Ed attended suicide training courses and began sharing his knowledge with others to spread awareness of this pandemic he had previously been unaware of. Over the last two years, he has spoken candidly about the signs of suicide and in April 2023, Ed took his awareness raising to the finish line of the London Marathon where he ran not only to raise vital funds for PAPYRUS, but to honour the memory of his little sister.

“I went to the marathon back in October and got over excited, entered the ballot and of course won. I’m not a runner, I never have been. I’ve since met a lot of runners in this time who have told me they have entered hundreds of times and never won, so I saw it as like a bit of fate to win it at that time.

“With the fundraising, I wanted to tell Amelia’s story, but I particularly wanted to highlight the stories of all the other people that no one had even thought for a second were struggling. You never know what is going on inside of someone and that is why campaigns such as Spot the Signs is great. I wanted to use this as a chance to encourage people to do the training and understand how to talk about suicide.

“It never occurred to me for a second that Amelia would take her life. But then with hindsight, had I done some of that training beforehand, maybe I would have done something different when my dad told me my sister had a bit of a tough day. Maybe I’d have spotted the signs. That’s what I want to get across. Do the training, it’s not always the people you expect. You don’t know what someone’s mental health is like.

“Around one in five people have suicidal thoughts, it’s common. People need to know that it is normal to have those thoughts and if you do feel that way, you can reach out and people won’t judge you.”

Through his work, Ed hopes to spare other families the same pain that he and his loved ones have had to endure. He understands that suicide is a difficult topic for many people to talk about, but he encourages everyone to take the time to learn about the signs of suicidal thoughts and to take steps to help those in need.

“I hope to have really good relationships with the girls through their whole life and I’m very conscious they will have very little memories of their mum, especially the little one. I hope I can help them get to know her as they grow up and as they’re adults, and learn about what she was like, but also support them with whatever they might need.

“It’s so important that we keep reinforcing the messages behind the campaigns, reinforcing the fact that HOPELINE247 is available to people, and being sure to ask people how they ‘really’ are.”

If you’re experiencing thoughts of suicide and need a safe non-judgmental space to talk.

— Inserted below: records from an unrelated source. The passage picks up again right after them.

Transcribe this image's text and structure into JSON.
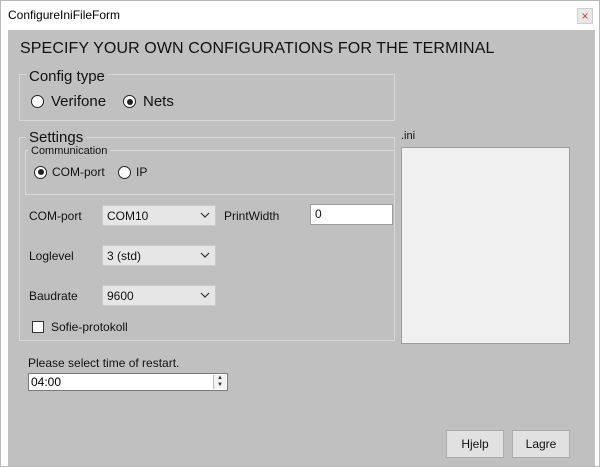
{
  "window": {
    "title": "ConfigureIniFileForm",
    "close_glyph": "×"
  },
  "heading": "SPECIFY YOUR OWN CONFIGURATIONS FOR THE TERMINAL",
  "config_type": {
    "label": "Config type",
    "options": [
      "Verifone",
      "Nets"
    ],
    "selected": "Nets"
  },
  "settings": {
    "label": "Settings",
    "communication": {
      "label": "Communication",
      "options": [
        "COM-port",
        "IP"
      ],
      "selected": "COM-port"
    },
    "com_port": {
      "label": "COM-port",
      "value": "COM10"
    },
    "print_width": {
      "label": "PrintWidth",
      "value": "0"
    },
    "log_level": {
      "label": "Loglevel",
      "value": "3 (std)"
    },
    "baud_rate": {
      "label": "Baudrate",
      "value": "9600"
    },
    "sofie": {
      "label": "Sofie-protokoll",
      "checked": false
    }
  },
  "ini": {
    "label": ".ini"
  },
  "restart": {
    "label": "Please select time of restart.",
    "value": "04:00"
  },
  "buttons": {
    "help": "Hjelp",
    "save": "Lagre"
  },
  "icons": {
    "close": "close-icon",
    "dropdown": "chevron-down-icon",
    "spin_up": "spin-up-icon",
    "spin_down": "spin-down-icon"
  }
}
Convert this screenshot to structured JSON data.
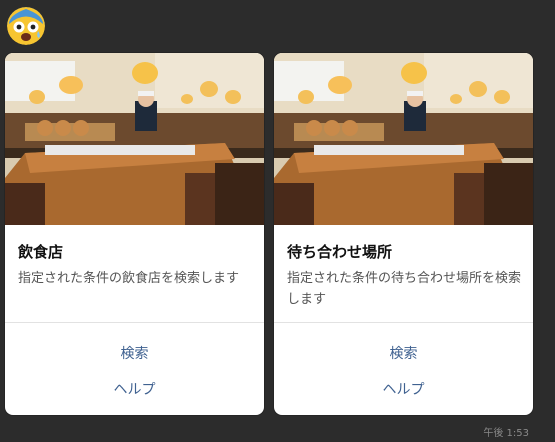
{
  "sender": {
    "avatar_icon": "shocked-face-icon"
  },
  "carousel": {
    "cards": [
      {
        "title": "飲食店",
        "description": "指定された条件の飲食店を検索します",
        "actions": [
          "検索",
          "ヘルプ"
        ]
      },
      {
        "title": "待ち合わせ場所",
        "description": "指定された条件の待ち合わせ場所を検索します",
        "actions": [
          "検索",
          "ヘルプ"
        ]
      }
    ]
  },
  "message": {
    "timestamp": "午後 1:53"
  },
  "colors": {
    "background": "#2c2c2c",
    "card": "#ffffff",
    "action_text": "#3f6190"
  }
}
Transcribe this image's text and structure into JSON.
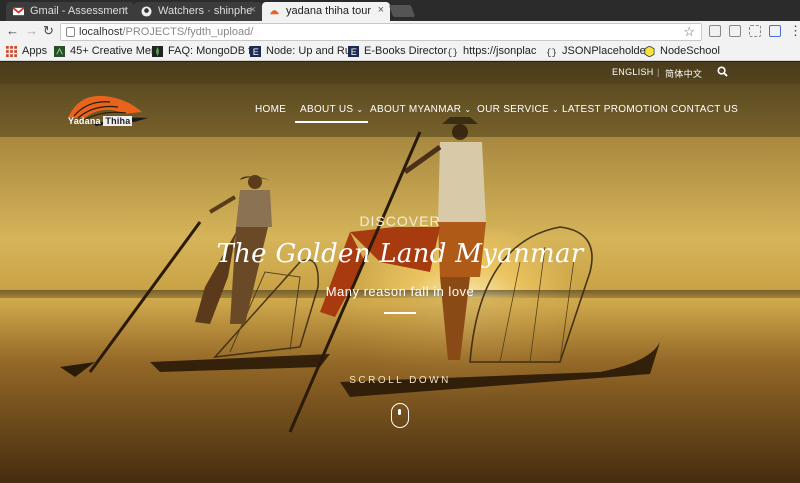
{
  "browser": {
    "tabs": [
      {
        "title": "Gmail - Assessment",
        "icon": "gmail-icon"
      },
      {
        "title": "Watchers · shinphe",
        "icon": "github-icon"
      },
      {
        "title": "yadana thiha tour",
        "icon": "site-favicon"
      }
    ],
    "close_glyph": "×",
    "url_host": "localhost",
    "url_path": "/PROJECTS/fydth_upload/",
    "bookmarks": [
      {
        "label": "Apps",
        "icon": "apps-grid-icon"
      },
      {
        "label": "45+ Creative Mer",
        "icon": "bookmark-icon"
      },
      {
        "label": "FAQ: MongoDB f",
        "icon": "mongodb-icon"
      },
      {
        "label": "Node: Up and Ru",
        "icon": "book-e-icon"
      },
      {
        "label": "E-Books Director",
        "icon": "book-e-icon"
      },
      {
        "label": "https://jsonplac",
        "icon": "json-icon"
      },
      {
        "label": "JSONPlaceholde",
        "icon": "json-icon"
      },
      {
        "label": "NodeSchool",
        "icon": "nodeschool-icon"
      }
    ]
  },
  "site": {
    "lang_en": "ENGLISH",
    "lang_sep": "|",
    "lang_zh": "简体中文",
    "logo": {
      "word1": "Yadana",
      "word2": "Thiha"
    },
    "nav": [
      {
        "label": "HOME",
        "dropdown": false
      },
      {
        "label": "ABOUT US",
        "dropdown": true
      },
      {
        "label": "ABOUT MYANMAR",
        "dropdown": true
      },
      {
        "label": "OUR SERVICE",
        "dropdown": true
      },
      {
        "label": "LATEST PROMOTION",
        "dropdown": false
      },
      {
        "label": "CONTACT US",
        "dropdown": false
      }
    ],
    "caret": "⌄",
    "hero": {
      "discover": "DISCOVER",
      "title": "The Golden Land Myanmar",
      "subtitle": "Many reason fall in love",
      "scroll": "SCROLL DOWN"
    },
    "colors": {
      "logo_orange": "#e8641c",
      "hero_gold": "#d6b45a"
    }
  }
}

PAPYRUS is here for you. Call HOPELINE247 for free, confidential advice and support on 0800 068 4141, text 88247 or email from 9am to midnight every day of the year.
Spread the love